All six Premier League teams have withdrawn from the European Super League.
Manchester City and Chelsea were the first to do on what was a chaotic Tuesday evening, with Arsenal, Liverpool, Manchester United and Tottenham eventually following in their footsteps.
The BBC's Simon Stone first broke the news on Twitter, writing: "Understand the remaining four English clubs will formally withdraw from Super League this evening."
Shortly before 11pm on Tuesday, the four remaining clubs officially confirmed the news that they had withdrawn from the European Super League.
"As a result of listening to you and the wider football community over recent days we are withdrawing from the proposed Super League.
"We made a mistake, and we apologise for it."
"LFC can confirm that our involvement in proposed plans to form a ESL has been discontinued. In recent days, the club received representations from various key stakeholders, both internally and externally, and we'd like to thank them for their valuable contributions."
"Manchester United will not be participating in the European Super League.
"We have listened carefully to the reaction from our fans, the UK government and other key stakeholders.
"We remain committed to working with others across the football community to come up with sustainable solutions to the long-term challenges facing the game."
Chairman Daniel Levy: “We regret the anxiety and upset caused by the ESL proposal. We felt it was important that our club participated in the development of a possible new structure that sought to better ensure financial fair play and financial sustainability whilst delivering significantly increased support for the wider football pyramid.

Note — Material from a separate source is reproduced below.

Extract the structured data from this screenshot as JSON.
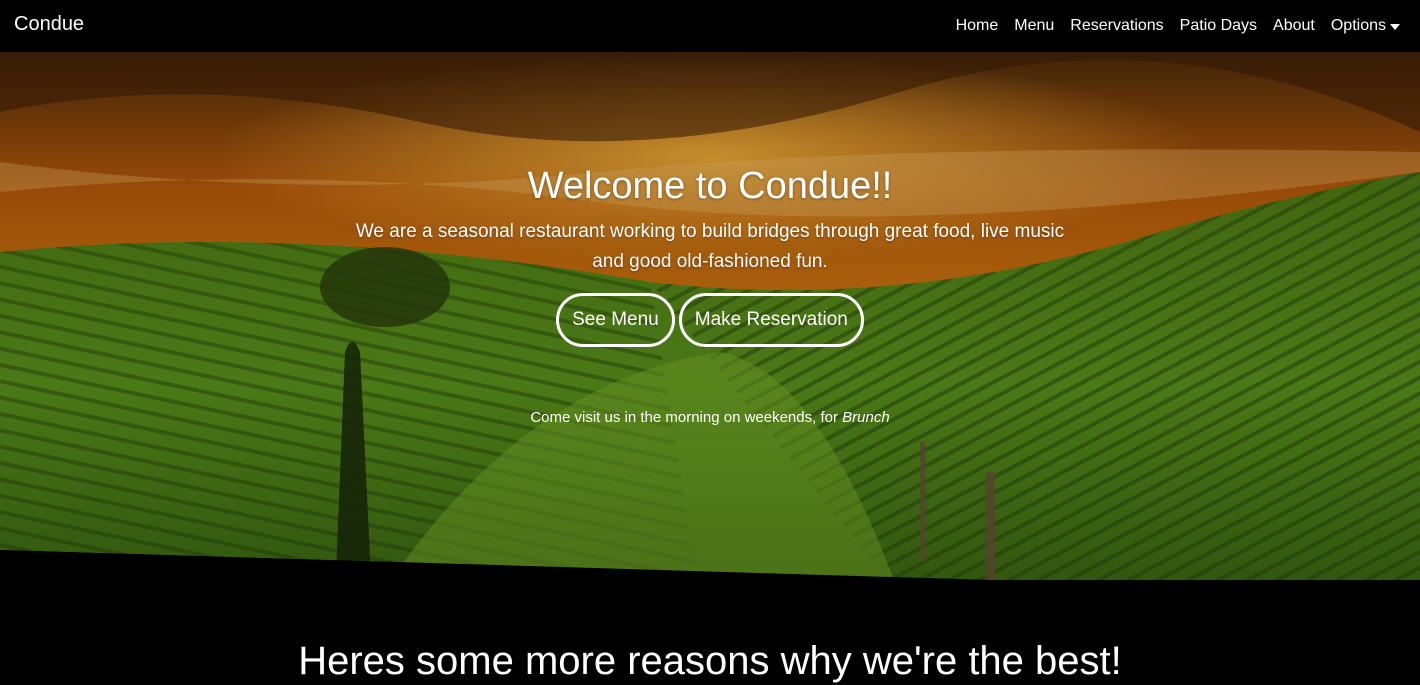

“We believe that we should never stand still and that the sport should constantly review competitions and governance to ensure the game we all love continues to evolve and excite fans around the world.
“We should like to thank all those supporters who presented their considered opinions.”
So there you have it, the end of one of the most tumultuous 48-hour periods in the history of football.
Fans, players, managers, pundits and many more members of the sport's community made their voices heard to help preserve the integrity of the beautiful game.News Now - Sport News